Observers are correct to condemn both Russian efforts to influence our presidential elections and President Trump’s failure to reject those efforts. But it is wrong to suggest that all efforts by foreign governments to influence our elections are improper. The question is not whether other countries are trying to exert influence, but whether they are doing so by legitimate means.

According to Federal Election Commission Chair Ellen Weintraub, it is always unacceptable for foreign governments to influence our elections. Intuitively this makes sense, but there are two important reasons why foreign influence can be appropriate, even desirable.

First, the perspectives of other governments can provide valuable information for voters. Suppose presidential candidates offer different proposals on achieving peace between Israel and the Palestinians. It would be useful to know what Israel and the Palestinian Authority think about the candidates’ positions.

Second, foreign countries have legitimate interests in U.S. policies. As the dominant world power, our country adopts policies that have profound effects on other nations. It matters considerably whether we join climate accords, trade agreements, or nuclear nonproliferation pacts. Because our positions affect other countries, those countries should be able to present their views when presidential candidates are debating about foreign policy.

Rather than rejecting any efforts by other countries to influence presidential elections, we need to distinguish between acceptable and unacceptable tactics. Russia acted wrongly when it hacked the computer network of the Democratic National Committee, spread misinformation, and deployed agents who pretended to be Americans.
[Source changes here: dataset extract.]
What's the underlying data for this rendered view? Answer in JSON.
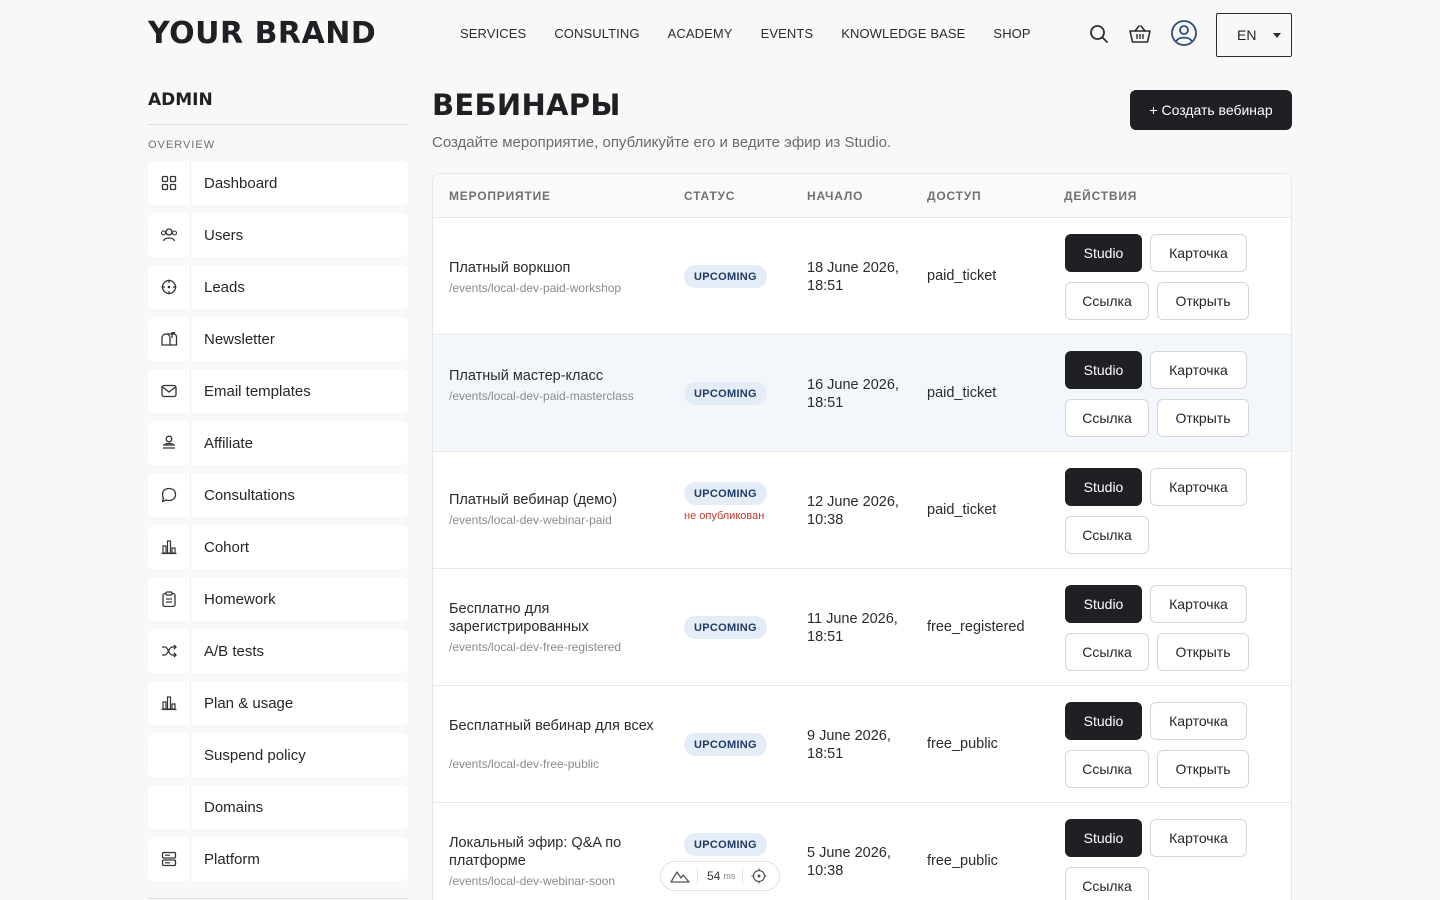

On the other hand, it would be fine if foreign governments issued official responses to a presidential candidate’s proposal on the regulation of greenhouse gas emissions.

As we act to protect the integrity of our electoral process, we need to avoid an overreaction that would throw out the good with the bad.